Kale informed that the plants preferred for the plantation are all indigenous species. Saplings of jamun, bamboo, amla, jackfruit, and local medicinal plants such as karanj, behada, shivan and hirda make up for the vegetation. WRCS has developed a nursery in Karate village wherein the seeds are sown, and later onwards, the growing saplings are replanted in various locations in the plantation area. The maintenance cost of each sapling  is minimal and cost-effective, affirming Kale’s comment on how nature knows how to care for itself.

The sole human assistance required in the plant’s survival is replantation from the nursery and aiding the plant in water retention. However, this is not to underplay the role of volunteers who contribute for the project, as the plantation  requires further manual labour in form of planters, workers in the nursery, transportation, watering the plants, manure application, creating fencing, and much more. In generating employment and awareness, the project has gained a lot of support from the host villages.

Involvement of local Community

Since its inception in 2014, the project has generated approximately 90,000 man-days of employment in the tree plantation activity alone. Each village has a local team, involved in the project, mainly in eco-restoration, but also in other activities like organic farming, or processing forest produce.
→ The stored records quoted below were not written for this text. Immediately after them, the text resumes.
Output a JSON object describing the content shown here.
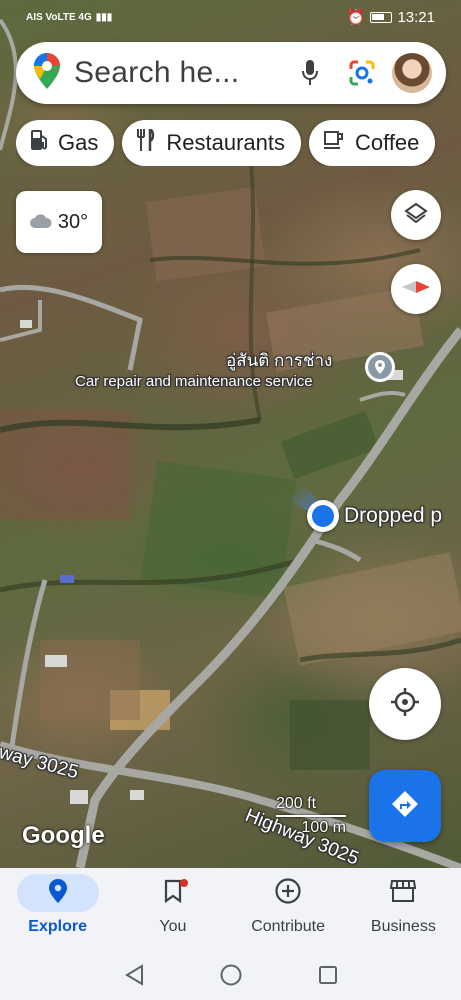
{
  "status_bar": {
    "left_text": "AIS VoLTE 4G",
    "time": "13:21"
  },
  "search": {
    "placeholder": "Search he...",
    "icons": [
      "google-maps-pin-icon",
      "microphone-icon",
      "google-lens-icon",
      "avatar"
    ]
  },
  "chips": [
    {
      "label": "Gas",
      "icon": "gas-pump-icon"
    },
    {
      "label": "Restaurants",
      "icon": "fork-knife-icon"
    },
    {
      "label": "Coffee",
      "icon": "coffee-cup-icon"
    }
  ],
  "weather": {
    "temperature": "30°",
    "icon": "cloud-icon"
  },
  "map": {
    "place_name": "อู่สันติ การช่าง",
    "place_category": "Car repair and maintenance service",
    "dropped_pin_label": "Dropped p",
    "road_label_a": "way 3025",
    "road_label_b": "Highway 3025",
    "scale_top": "200 ft",
    "scale_bottom": "100 m",
    "logo": "Google"
  },
  "bottom_nav": [
    {
      "label": "Explore",
      "icon": "explore-pin-icon",
      "active": true
    },
    {
      "label": "You",
      "icon": "bookmark-icon",
      "active": false
    },
    {
      "label": "Contribute",
      "icon": "plus-circle-icon",
      "active": false
    },
    {
      "label": "Business",
      "icon": "storefront-icon",
      "active": false
    }
  ],
  "colors": {
    "accent": "#1a73e8",
    "active_nav_bg": "#d3e3fd",
    "active_nav_text": "#0b57d0"
  }
}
For example, the Karate village, which has a population of approximately 300 people, has 25 to 30 people working on the plantation alone. These workers are paid regular wages, as per MGNREGA standards. WRCS also has a handicraft programme wherein local women are trained to make handicrafts on nature themes. The sale of handicrafts helps to provide them income.

An interesting point to note about the project workforce is the sex ratio. The project workforce is dominated by women, with a sex ratio of 80:20. While men perform labour intensive tasks like digging pits and fencing, women carry out rest of the project’s activities. Women also oversee and work at handicraft and food processing centres and the nursery, besides other things. Food products and handicrafts are an important source of revenue for the women. Before the project, many of these workers had eked out a living through subsistence agriculture. Now, not only do they have an alternate source of income, but the villagers affirm that they receive better crop yields due to improved soil quality and an increased green cover provided by the plantation project.

The local panchayat is also helpful in coordinating and assigning responsibilities to villagers, thereby supporting the plantation project. By quickly implementing the Ujjwala Scheme [offering subsidised LPG connections], it also drastically reduced tree-cutting occurring for cooking purposes.

Future scenario

 Kale agrees that are substantial challenges that need to be overcome. “The primary obstacle we face in the plantation project is convincing landowners to plant trees on their malki land and dealing with anthropogenic issues such as intentional forest fires and grazing,” says Kale. Sometimes it is complicated since the malki land usually has multiple owners, often living in the city, making it difficult to obtain permission. They also have to overcome the degradation of the soil due to the traditional practice of shifting cultivation in the past.

So far, approximately 136,000 seedlings have been planted and the plants have recorded a survival rate of 80%. The local panchayat is pitching in to resolve the cattle-herding issue. As for the malki owners, there is a stronghold of 231 members who have supported this project. The project also has the strong support of many corporate and some non-corporate agencies like KPIT, Tata Motors, UPS Foundation, Persistent Foundation, Praj Foundation, Zensar Foundation, Maharashtra Foundation and the Forest Department. Some nature lovers have also given generous donations for the plantations. Kale feels that the support for the project will continue to increase. Expansion is inevitable, and the conservation project will advance at its own pace, just like nature.